- _Work order_
Count how many lines in the data hold "this". Only the number.

Items from a data source:
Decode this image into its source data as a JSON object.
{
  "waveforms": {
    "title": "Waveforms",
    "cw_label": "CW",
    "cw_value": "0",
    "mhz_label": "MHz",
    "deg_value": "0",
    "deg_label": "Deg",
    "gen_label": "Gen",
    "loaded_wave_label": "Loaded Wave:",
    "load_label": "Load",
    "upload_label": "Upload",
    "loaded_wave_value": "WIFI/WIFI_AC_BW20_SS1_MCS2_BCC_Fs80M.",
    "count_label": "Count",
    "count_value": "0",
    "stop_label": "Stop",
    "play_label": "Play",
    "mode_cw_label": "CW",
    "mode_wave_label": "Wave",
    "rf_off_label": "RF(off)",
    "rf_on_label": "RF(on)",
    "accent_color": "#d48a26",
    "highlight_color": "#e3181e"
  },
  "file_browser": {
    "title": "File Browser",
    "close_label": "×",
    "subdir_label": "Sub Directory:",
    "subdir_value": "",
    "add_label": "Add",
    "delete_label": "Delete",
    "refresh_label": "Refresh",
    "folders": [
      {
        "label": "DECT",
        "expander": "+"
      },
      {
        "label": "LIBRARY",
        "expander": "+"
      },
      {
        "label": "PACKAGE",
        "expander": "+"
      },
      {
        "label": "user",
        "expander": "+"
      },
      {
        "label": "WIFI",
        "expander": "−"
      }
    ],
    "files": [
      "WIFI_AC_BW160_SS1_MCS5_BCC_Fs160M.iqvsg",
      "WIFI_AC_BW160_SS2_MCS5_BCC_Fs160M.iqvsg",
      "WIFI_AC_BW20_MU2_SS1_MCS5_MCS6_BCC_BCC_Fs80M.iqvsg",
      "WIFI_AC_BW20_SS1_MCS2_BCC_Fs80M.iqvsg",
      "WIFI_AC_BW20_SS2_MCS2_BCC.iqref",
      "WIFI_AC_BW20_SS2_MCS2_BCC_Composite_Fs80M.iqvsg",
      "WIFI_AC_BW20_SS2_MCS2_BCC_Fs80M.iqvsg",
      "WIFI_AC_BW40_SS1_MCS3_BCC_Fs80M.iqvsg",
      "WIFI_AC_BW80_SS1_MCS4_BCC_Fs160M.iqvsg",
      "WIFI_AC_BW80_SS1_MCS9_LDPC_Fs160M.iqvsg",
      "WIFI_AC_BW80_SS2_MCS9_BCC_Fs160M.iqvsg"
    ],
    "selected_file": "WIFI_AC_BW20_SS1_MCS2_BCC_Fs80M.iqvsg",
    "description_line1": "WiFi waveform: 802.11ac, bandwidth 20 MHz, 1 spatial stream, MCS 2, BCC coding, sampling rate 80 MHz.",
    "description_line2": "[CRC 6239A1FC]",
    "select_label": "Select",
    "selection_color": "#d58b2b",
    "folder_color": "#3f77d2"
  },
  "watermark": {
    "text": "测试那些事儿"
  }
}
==
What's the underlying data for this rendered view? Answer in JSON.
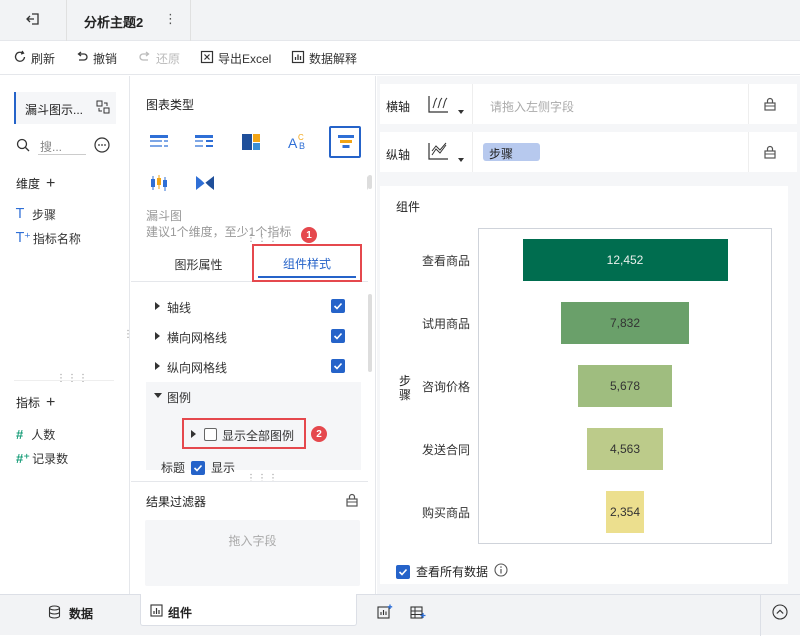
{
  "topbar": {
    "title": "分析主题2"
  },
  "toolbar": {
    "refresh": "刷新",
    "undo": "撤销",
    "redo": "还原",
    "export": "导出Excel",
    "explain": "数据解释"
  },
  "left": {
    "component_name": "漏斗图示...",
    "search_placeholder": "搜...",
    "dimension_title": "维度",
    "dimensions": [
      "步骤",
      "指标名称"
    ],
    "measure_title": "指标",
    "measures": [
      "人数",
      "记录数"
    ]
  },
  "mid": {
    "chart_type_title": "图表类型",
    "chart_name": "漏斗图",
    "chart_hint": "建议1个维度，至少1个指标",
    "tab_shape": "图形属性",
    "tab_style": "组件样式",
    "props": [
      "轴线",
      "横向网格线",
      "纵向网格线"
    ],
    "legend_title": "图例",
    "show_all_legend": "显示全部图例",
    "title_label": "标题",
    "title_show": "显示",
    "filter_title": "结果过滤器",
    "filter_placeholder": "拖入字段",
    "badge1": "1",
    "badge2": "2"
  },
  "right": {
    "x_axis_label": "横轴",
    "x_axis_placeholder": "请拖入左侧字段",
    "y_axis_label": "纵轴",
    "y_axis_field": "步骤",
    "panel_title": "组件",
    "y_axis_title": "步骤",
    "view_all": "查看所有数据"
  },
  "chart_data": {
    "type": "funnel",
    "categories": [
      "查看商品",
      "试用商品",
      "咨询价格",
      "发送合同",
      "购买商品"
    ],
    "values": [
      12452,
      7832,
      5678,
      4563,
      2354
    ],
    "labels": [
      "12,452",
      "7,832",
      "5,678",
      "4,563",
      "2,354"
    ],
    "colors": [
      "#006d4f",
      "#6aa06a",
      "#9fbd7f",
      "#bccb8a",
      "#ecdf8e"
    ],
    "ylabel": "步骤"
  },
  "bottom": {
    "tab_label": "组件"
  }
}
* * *
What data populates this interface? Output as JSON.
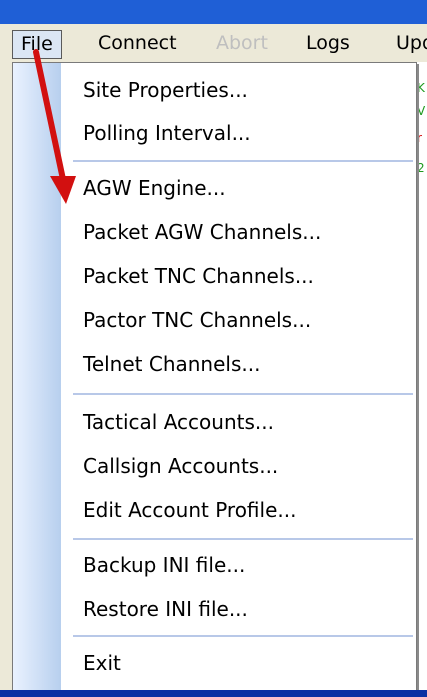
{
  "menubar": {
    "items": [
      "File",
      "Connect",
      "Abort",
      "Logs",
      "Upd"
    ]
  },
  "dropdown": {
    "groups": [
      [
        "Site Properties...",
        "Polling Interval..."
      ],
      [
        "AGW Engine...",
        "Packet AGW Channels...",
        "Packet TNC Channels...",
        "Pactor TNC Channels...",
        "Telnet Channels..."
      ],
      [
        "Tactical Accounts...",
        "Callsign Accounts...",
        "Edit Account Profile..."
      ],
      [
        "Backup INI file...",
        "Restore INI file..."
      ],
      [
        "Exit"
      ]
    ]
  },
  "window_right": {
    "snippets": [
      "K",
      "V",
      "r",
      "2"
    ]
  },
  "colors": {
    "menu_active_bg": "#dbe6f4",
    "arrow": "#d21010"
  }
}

- _Worked solution_
3